For dreamy nights, take a close look at your sleep environment and habits.
These simple tips may help you fall asleep and stay there.
Keep a schedule. Try to go to sleep and get up at the same time every day, even on weekends.
Dim the lights. Bright lights can interfere with the chemical melatonin, which helps the
body grow drowsy and prepare for sleep. That's why experts recommend
not watching TV or using a computer right before bedtime.
Keep it cool. Sleep studies suggest that a cool room is best for sleeping. But keep
warm covers handy: Middle-of-the-night shivers can shake you awake.
Exercise, but time it well. Regular exercise during the day promotes better sleep, but strenuous activity
too close to bedtime can leave the body too revved up for relaxation.
Keep it quiet. Use the hour before bedtime to relax with a hot bath, music or light reading.
A small snack is OK, but avoid heavy meals within two hours of heading to bed.
If you continue to have trouble sleeping, talk with your doctor. There
are many treatable disorders—including restless legs syndrome and
sleep apnea—that can leave you foggy and exhausted, even after hours
in bed. Some common medicines can affect sleep too.

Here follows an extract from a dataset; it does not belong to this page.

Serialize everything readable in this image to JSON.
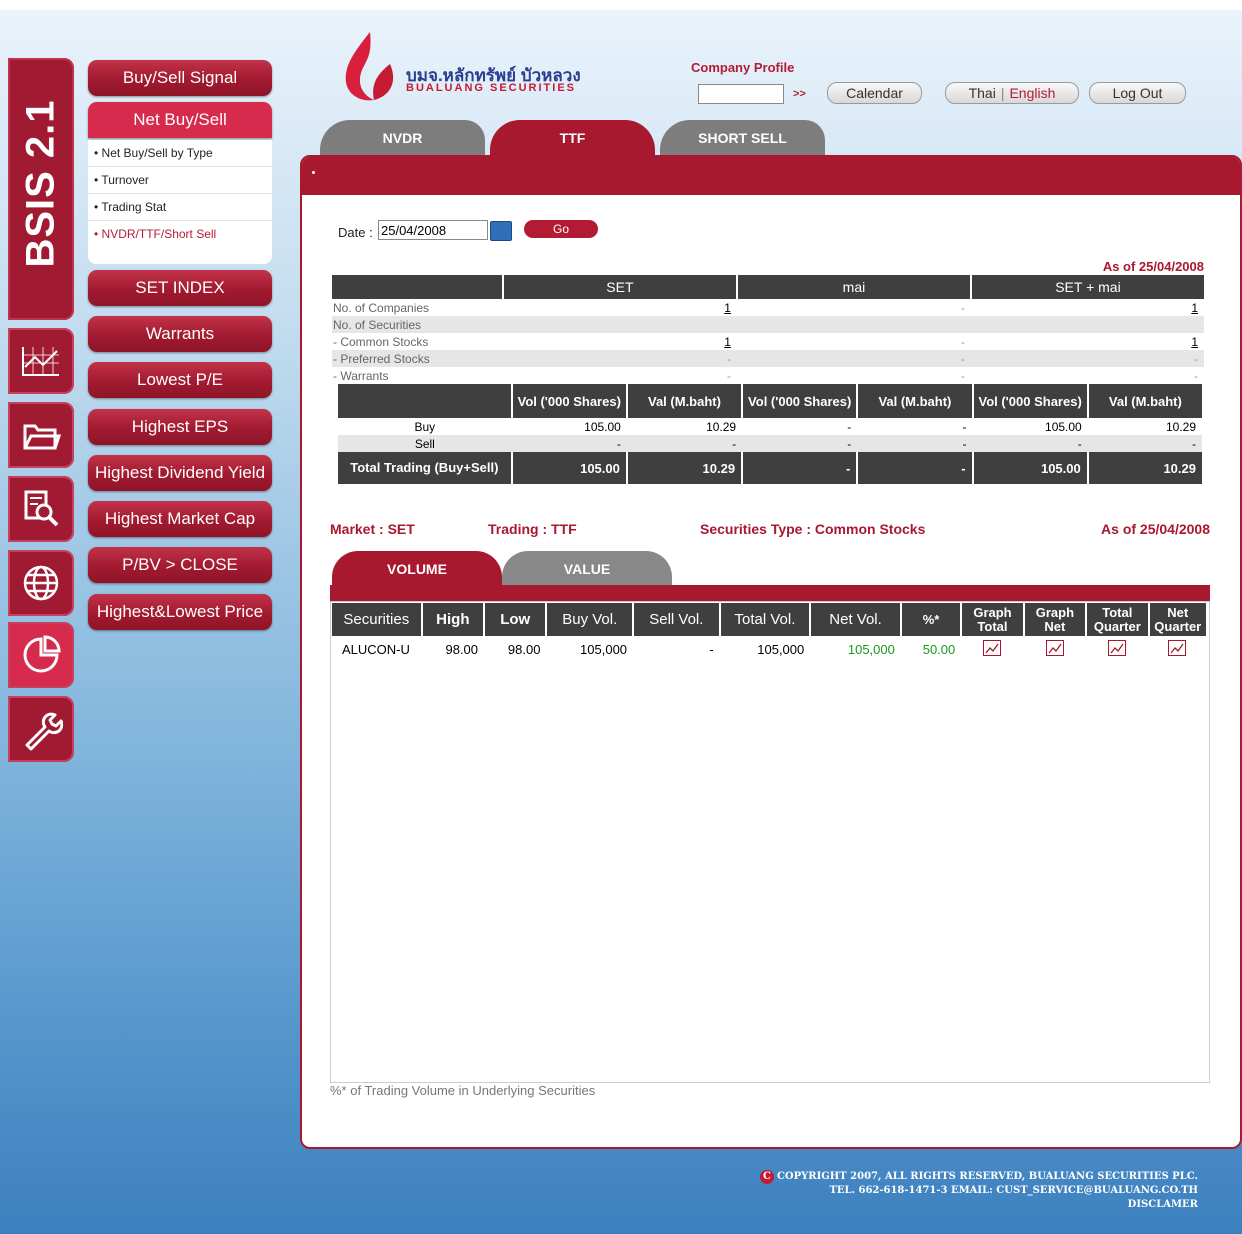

When you are having trouble sleeping, call the Illinois Valley Sleep Medicine
Clinic today at 815-223-4400.